## Exercise brief
From the entries that follow, extract each line holding the string "answer".
Input for this task START
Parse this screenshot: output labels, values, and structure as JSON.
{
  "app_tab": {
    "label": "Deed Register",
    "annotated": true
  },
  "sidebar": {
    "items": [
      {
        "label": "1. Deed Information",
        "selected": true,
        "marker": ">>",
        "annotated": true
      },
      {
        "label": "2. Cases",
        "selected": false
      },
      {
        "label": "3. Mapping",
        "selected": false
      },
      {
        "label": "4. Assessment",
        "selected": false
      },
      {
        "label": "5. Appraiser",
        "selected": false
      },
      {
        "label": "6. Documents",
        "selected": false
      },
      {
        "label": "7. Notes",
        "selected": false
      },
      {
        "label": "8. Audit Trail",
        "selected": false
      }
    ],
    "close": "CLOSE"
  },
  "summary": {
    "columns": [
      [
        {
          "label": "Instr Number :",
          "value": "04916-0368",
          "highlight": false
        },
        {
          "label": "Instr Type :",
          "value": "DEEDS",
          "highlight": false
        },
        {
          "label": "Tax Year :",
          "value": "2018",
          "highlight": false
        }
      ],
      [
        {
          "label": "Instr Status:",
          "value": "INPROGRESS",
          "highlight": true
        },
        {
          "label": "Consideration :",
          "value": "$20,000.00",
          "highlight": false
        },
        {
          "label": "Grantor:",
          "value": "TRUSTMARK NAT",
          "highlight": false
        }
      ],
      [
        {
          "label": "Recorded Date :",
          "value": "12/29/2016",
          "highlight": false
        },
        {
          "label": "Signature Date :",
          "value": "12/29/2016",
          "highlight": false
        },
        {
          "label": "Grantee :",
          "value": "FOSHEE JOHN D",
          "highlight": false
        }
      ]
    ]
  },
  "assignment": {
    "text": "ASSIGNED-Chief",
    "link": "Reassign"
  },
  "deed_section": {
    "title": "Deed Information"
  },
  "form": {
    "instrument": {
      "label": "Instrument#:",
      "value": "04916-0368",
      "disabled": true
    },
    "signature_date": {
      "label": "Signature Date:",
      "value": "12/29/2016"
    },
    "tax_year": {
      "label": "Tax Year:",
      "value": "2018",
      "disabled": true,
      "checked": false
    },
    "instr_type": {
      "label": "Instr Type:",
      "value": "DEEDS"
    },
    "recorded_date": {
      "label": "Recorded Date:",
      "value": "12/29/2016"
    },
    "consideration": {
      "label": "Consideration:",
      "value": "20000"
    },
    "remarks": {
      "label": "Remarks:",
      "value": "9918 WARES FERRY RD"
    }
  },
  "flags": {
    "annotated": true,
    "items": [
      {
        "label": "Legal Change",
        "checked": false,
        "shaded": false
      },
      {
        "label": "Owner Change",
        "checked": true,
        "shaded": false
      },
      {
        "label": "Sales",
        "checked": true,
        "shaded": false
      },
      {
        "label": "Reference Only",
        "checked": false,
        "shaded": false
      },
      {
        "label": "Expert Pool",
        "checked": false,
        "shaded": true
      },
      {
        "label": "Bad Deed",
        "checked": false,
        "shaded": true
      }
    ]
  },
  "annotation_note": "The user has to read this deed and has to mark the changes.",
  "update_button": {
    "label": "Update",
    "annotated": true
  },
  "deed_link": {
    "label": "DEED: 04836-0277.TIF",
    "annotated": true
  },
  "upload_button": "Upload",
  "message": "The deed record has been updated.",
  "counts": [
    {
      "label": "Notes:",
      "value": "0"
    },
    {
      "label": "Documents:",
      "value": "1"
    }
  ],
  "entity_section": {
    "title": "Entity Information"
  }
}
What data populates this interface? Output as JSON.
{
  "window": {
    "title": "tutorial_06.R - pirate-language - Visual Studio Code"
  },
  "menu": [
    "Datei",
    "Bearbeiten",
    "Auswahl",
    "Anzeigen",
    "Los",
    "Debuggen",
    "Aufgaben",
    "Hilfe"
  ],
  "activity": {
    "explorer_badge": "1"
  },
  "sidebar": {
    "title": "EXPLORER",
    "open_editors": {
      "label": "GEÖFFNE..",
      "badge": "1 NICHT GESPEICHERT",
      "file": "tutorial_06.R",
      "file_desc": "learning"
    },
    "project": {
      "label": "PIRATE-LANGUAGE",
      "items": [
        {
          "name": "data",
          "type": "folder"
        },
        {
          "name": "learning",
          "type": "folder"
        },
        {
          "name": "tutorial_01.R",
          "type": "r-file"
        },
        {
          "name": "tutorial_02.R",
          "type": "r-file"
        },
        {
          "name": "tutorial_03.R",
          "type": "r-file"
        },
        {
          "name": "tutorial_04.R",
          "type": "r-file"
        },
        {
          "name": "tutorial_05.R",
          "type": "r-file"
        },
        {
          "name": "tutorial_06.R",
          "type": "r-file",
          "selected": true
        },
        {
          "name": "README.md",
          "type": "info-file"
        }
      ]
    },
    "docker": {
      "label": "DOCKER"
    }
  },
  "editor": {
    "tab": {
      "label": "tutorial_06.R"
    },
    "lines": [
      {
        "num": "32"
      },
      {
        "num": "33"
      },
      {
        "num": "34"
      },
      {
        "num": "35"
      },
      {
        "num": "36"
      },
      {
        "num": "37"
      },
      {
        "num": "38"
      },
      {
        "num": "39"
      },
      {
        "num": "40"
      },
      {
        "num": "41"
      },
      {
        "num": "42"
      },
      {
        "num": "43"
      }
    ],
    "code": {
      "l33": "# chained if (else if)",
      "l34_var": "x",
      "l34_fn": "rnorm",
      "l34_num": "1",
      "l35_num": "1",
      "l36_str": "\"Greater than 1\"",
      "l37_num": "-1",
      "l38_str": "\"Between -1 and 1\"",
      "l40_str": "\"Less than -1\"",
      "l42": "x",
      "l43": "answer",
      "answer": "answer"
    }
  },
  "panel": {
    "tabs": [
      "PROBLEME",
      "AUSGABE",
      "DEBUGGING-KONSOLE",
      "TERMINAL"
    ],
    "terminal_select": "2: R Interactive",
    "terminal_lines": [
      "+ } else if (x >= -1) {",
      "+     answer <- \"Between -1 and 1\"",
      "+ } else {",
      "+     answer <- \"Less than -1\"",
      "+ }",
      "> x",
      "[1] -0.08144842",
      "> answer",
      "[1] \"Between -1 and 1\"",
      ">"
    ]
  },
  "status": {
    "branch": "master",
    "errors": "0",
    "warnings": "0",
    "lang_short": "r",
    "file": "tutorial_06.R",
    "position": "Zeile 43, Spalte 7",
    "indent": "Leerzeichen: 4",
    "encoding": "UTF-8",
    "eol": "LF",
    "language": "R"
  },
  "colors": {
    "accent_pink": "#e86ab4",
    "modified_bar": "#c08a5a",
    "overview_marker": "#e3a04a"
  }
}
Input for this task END
## Result of the task
      "l43": "answer",
      "answer": "answer"
      "+     answer <- \"Between -1 and 1\"",
      "+     answer <- \"Less than -1\"",
      "> answer",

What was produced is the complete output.